- Celeste was dealing with a lot of secrets about her life. Her husband, Perry, was a rich businessman who loved posting their perfect life on Facebook. Celeste did a shit-ton of second guessing herself even though she gorgeous and seemed to have an amazing life. Her and Madeline’s friendship was certainly of an “opposites attract” variety. She was more quiet and reserved while Madeline tended to be overdramatic.
- Jane and her son move to their town for mysterious reasons that the reader won’t learn until the very end. She is plain, young, and often flustered. She was taken under the wing of Celeste and Madeline when a chance encounter brings her in touch with Madeline in the beginning of the book. She was definitely the most secretive of everyone and her story was slowly revealed.
God Liane Moriarty you are too good. This author knows exactly what format/style to write her books in; she always complements the story itself so perfectly. As I said before, the book alternated chapters between our three main characters, while mixing in different police interviews with other parents at the school. All of these messages are supposed to lead you to assume and wonder which parent will die at the trivia night. Those were funny and interesting – exactly what I would expect to hear from people in that circumstance. There’s something about Moriarty’s writing style that has me interested no matter what. Even though this book didn’t meet my expectations, I never stop being impressed by her ability to tell a story.

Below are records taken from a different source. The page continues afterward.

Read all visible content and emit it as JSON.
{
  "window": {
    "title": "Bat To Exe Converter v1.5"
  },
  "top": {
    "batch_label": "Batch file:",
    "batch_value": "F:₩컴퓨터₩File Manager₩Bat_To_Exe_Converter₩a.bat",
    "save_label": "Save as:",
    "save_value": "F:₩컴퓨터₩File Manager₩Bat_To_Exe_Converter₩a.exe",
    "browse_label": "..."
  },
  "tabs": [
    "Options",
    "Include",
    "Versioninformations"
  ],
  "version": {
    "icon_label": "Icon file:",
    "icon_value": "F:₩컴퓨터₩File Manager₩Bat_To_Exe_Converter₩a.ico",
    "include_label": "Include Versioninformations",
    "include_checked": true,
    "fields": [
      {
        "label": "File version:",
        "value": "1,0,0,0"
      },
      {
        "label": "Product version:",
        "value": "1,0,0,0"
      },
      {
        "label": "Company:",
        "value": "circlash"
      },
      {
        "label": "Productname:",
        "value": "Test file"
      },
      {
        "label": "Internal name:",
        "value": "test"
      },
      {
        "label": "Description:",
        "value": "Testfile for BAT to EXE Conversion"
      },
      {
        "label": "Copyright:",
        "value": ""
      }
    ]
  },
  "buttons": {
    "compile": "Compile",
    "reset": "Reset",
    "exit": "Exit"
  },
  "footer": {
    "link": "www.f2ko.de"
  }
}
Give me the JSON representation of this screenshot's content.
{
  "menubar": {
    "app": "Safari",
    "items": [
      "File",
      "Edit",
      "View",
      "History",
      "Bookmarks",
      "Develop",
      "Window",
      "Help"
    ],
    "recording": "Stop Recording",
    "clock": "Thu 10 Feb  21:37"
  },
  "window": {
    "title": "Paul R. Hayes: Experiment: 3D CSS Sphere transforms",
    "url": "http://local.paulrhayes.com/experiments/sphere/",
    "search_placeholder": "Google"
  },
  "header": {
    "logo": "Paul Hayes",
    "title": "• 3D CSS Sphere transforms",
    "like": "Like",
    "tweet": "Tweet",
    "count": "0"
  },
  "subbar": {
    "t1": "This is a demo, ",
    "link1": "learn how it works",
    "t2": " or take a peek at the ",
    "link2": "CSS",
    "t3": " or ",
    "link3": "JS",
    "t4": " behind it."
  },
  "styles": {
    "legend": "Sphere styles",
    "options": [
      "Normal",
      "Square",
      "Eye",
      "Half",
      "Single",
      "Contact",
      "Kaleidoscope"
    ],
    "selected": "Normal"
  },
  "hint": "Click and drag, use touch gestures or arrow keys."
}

Hmm.. I guess I wouldn’t exactly recommend it to fans of The Husband’s Secret because it wasn’t quite as good or shocking. If you generally like all of her books and appreciate a great narrative voice with multiple characters, definitely give it a try. I don’t recommend it to people who almost exclusively read YA like I do; it wasn’t an easy book to relate to because the characters were all older parents dealing with issues I’d rather not think about. They were funny and relatable in other ways, but not a good crossover book for YA fans. People who like mysteries and books with complex character should give it a shot!
I hate to say I was disappointed in this one, but I was. It’s hard for me to rate this anything more than a 3 or 3.5 because I had expected something much more. I was hoping that all of my theories would be proven incorrect (they weren’t) and that my jaw would drop at the very end and/or in an epilogue (it didn’t). That’s what I was hoping all of her books were like. Regardless, I enjoyed getting to know the characters despite the differences between myself and them. The book was definitely funny, interesting, and engaging…even though not much happened until the end. The whole book reads kind of like a chick lit pseudo-mystery, which isn’t what I was looking for. I don’t regret listening to this one, though – I think the narrator did an amazing job and I loved her accent 🙂 Liane Moriarty’s other books are still on my lists, but unfortunately I won’t hold them to the same standard as The Husband’s Secret. Overall, an impressing book from a lot of different perspectives. I think I just hyped it up too much for myself and managed to predict everything that was going to happen. The ending was really a disappointment, too.